These findings suggest pondering a job change doesn’t necessarily indicate some glaring issue in one’s present employment. They also demonstrate that in most industries, the vast majority of people are satisfied, despite the field’s particular shortcomings. Indeed, transportation and warehousing was the only industry in which less than half of workers felt satisfied despite job stress. Even in the hotel, food services, and hospitality field, which had the largest portion of dissatisfied workers, over 52% said they were content in their career.

Our findings suggest employees require some combination of meaningful work and reasonable compensation – and millennials aren’t the only ones using this dual criteria. But the right balance between these incentives is an entirely personal matter. Although workers across industries and age groups share some broad concerns, no single perk will inspire undying loyalty in all employees.
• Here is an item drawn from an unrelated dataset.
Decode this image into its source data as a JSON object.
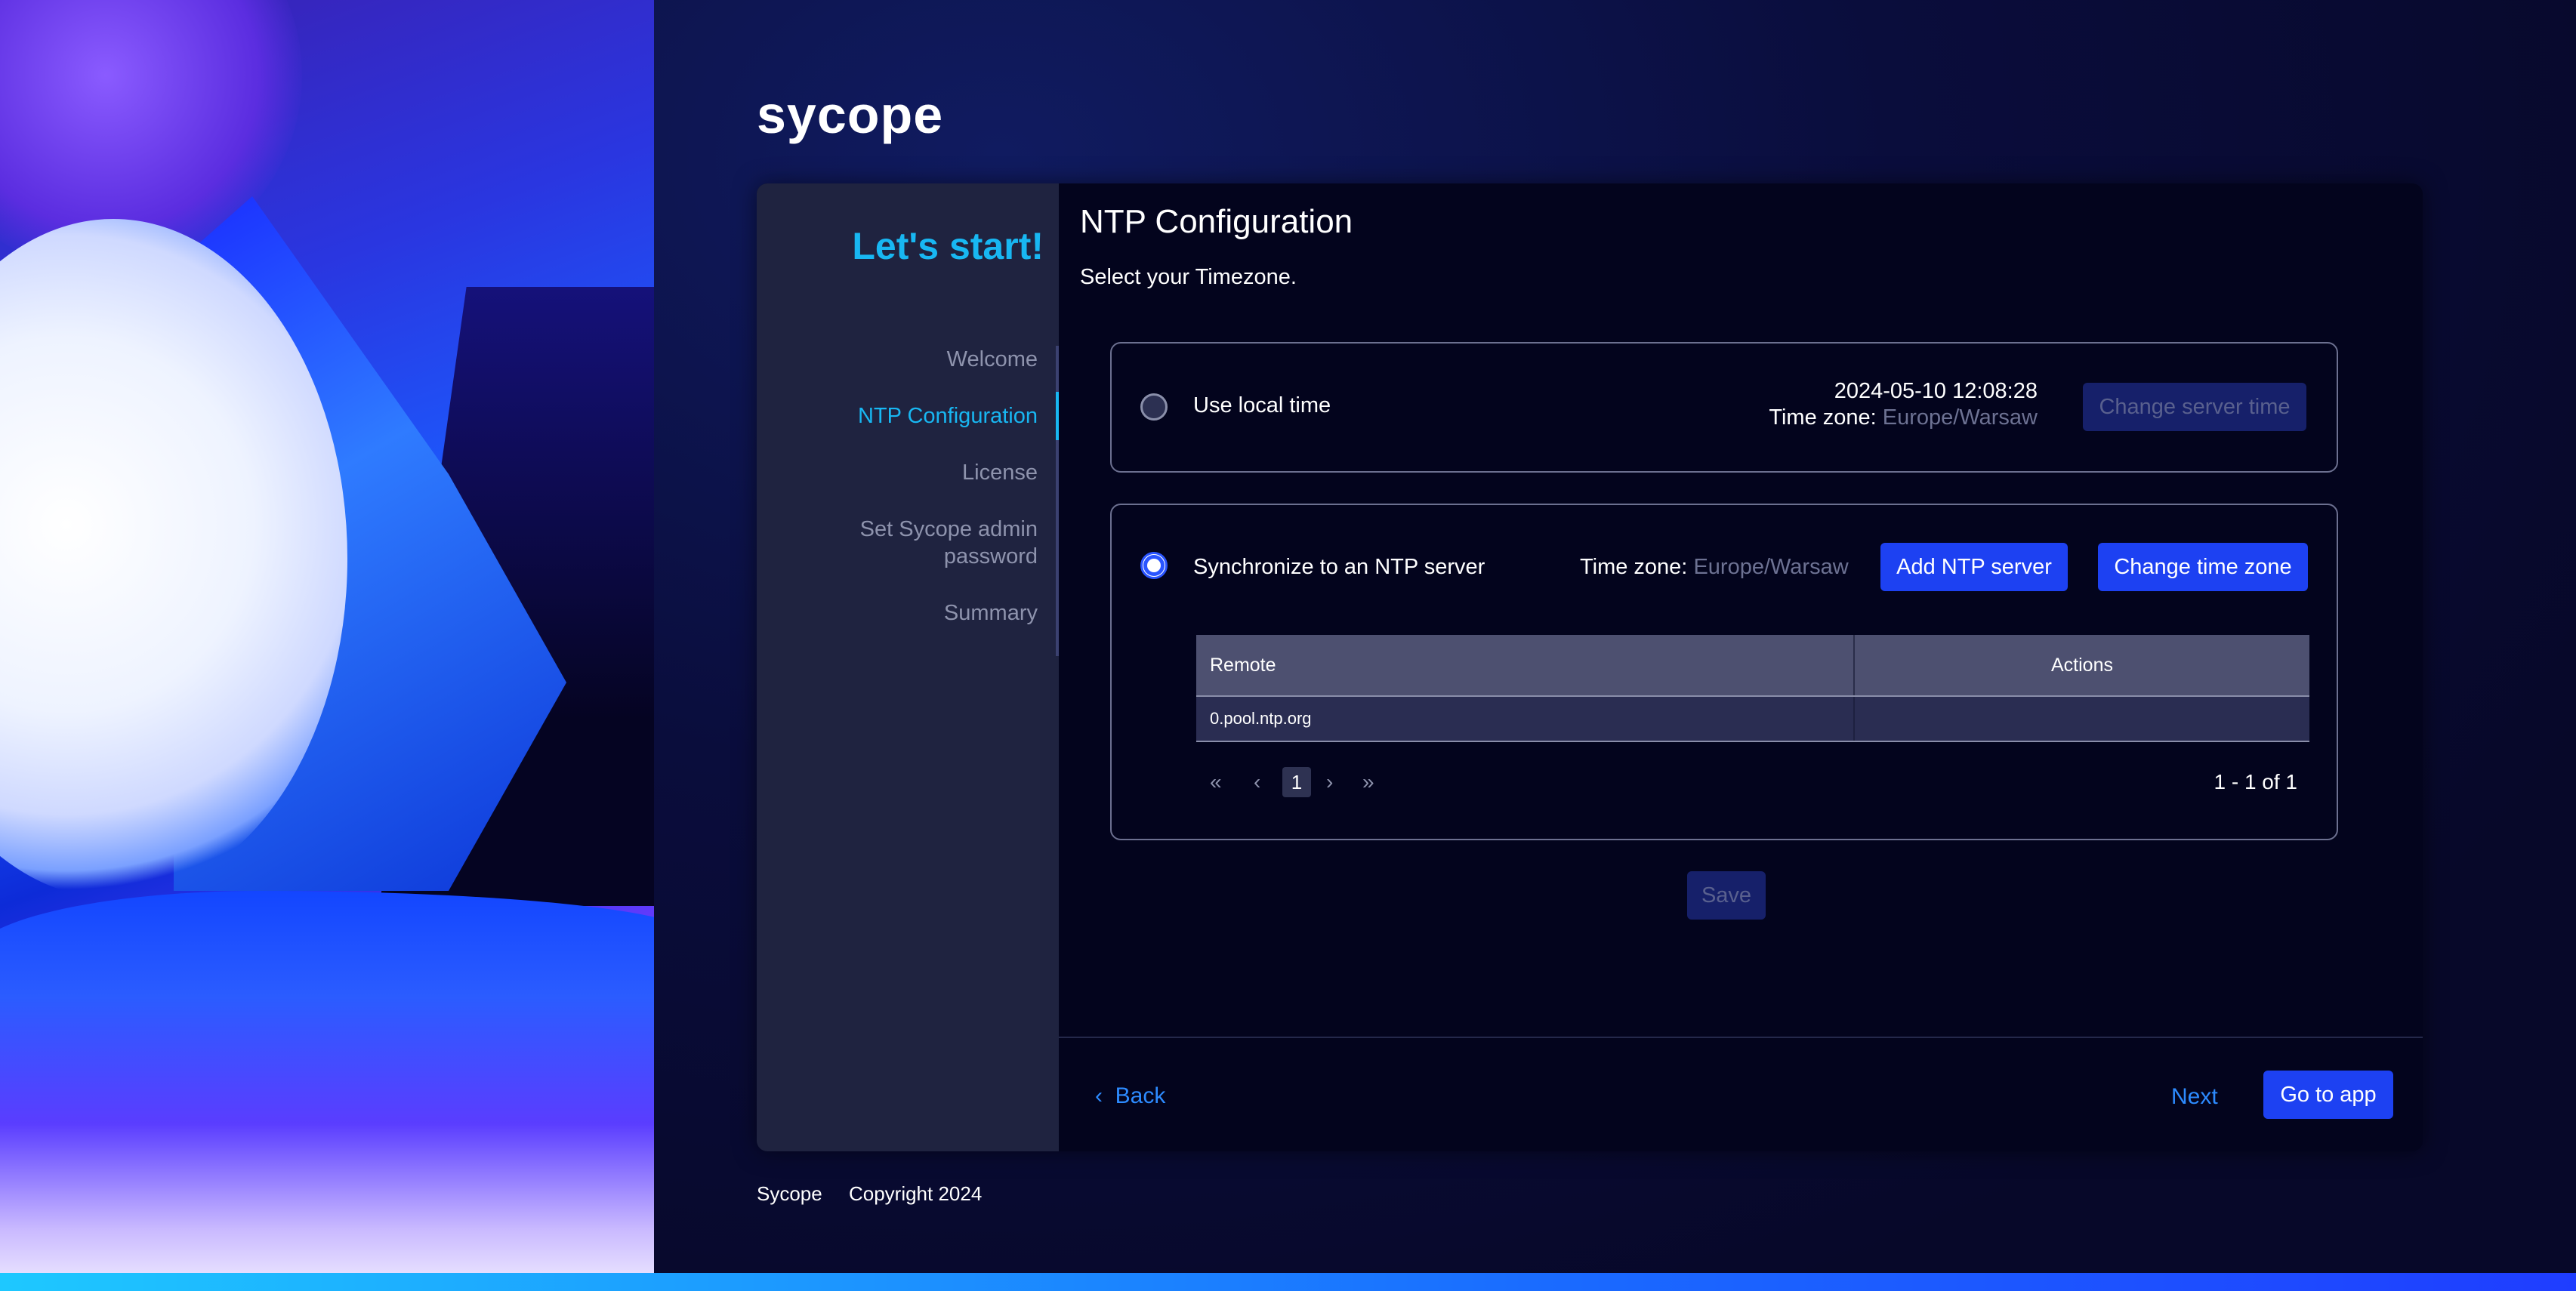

In your own search for work that is both purposeful and well paid, it’s important to remember that financial prudence will always produce more options. Smart saving, for example, will create more flexibility to change careers if you so choose. Similarly, taking on debt to finance your education could open up countless professional opportunities, a strong investment in the long run. But recognizing these opportunities often requires expert guidance.
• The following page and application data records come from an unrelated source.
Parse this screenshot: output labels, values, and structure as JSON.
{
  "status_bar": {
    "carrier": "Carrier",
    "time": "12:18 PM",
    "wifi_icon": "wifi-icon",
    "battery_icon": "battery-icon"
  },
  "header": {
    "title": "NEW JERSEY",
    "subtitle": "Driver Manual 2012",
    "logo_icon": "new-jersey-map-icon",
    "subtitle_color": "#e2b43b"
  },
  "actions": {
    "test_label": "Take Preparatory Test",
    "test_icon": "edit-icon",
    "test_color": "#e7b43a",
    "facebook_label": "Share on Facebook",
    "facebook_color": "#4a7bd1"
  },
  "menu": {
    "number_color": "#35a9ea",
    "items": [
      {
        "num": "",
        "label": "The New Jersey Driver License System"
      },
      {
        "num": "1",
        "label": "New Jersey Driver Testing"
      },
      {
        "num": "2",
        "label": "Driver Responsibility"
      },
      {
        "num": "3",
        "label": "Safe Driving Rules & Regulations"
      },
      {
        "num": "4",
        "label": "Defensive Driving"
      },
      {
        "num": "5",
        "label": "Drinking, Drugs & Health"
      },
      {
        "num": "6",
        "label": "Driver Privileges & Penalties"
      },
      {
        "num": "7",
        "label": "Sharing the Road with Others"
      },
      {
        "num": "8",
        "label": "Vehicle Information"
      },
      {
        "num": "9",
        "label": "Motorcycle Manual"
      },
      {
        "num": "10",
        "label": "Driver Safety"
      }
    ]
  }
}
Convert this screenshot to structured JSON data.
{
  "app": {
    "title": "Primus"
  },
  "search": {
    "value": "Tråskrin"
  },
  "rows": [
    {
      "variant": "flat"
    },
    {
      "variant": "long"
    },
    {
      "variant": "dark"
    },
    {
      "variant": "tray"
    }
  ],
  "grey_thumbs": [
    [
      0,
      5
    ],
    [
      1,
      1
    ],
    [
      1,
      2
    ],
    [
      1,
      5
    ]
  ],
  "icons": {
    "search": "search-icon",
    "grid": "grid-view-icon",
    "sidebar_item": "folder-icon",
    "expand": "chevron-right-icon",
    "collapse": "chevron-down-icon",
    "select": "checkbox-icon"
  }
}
That’s where Nitro can help transform your financial strategy with relevant advice at any stage of your education and career. From eliminating debt to saving for major purchases, we’ll help you prepare for everything you have planned – and everything you don’t.

We collected responses from 1,012 Americans from Amazon’s Mechanical Turk. 54% of participants were female, and 46% were male. Participants ranged in age from 18 to 78 with a mean of 35.6 and a standard deviation of 10.4. Participants were excluded if they never had a job or were clearly not paying attention (e.g., failed attention check question or entered obviously inconsistent data). We weighted the data to the 2017 BLS data for age and gender of employed Americans. No statistical testing was performed.

For assets that include industry breakdowns, only industries with more than 25 respondents were included in our analysis.

Respondents were presented with a scale for questions about job satisfaction. The scale for satisfaction was as follows:

  1. Very satisfied
  2. Satisfied
  3. Neutral
  4. Dissatisfied
  5. Very dissatisfied
Our analysis combined responses for very satisfied and satisfied, as well as dissatisfied and very dissatisfied. Neutral responses were not included in the analysis.

For the asset on salary increase, respondents were asked to write in their answers. All responses were then grouped as $0-$999, $1,000-$4,999, $5,000-$9,999, $10,000-$14,999, and $15,000 or more.

The data we are presenting rely on self-reporting. There are many issues with self-reported data. These issues include but are not limited to: selective memory, telescoping, attribution, and exaggeration.

Feel free to share our project with your own audience for noncommercial purposes. When you do, we simply ask that you provide a link back to this page to attribute our team appropriately. We love our jobs, but getting credit makes our work even more satisfying.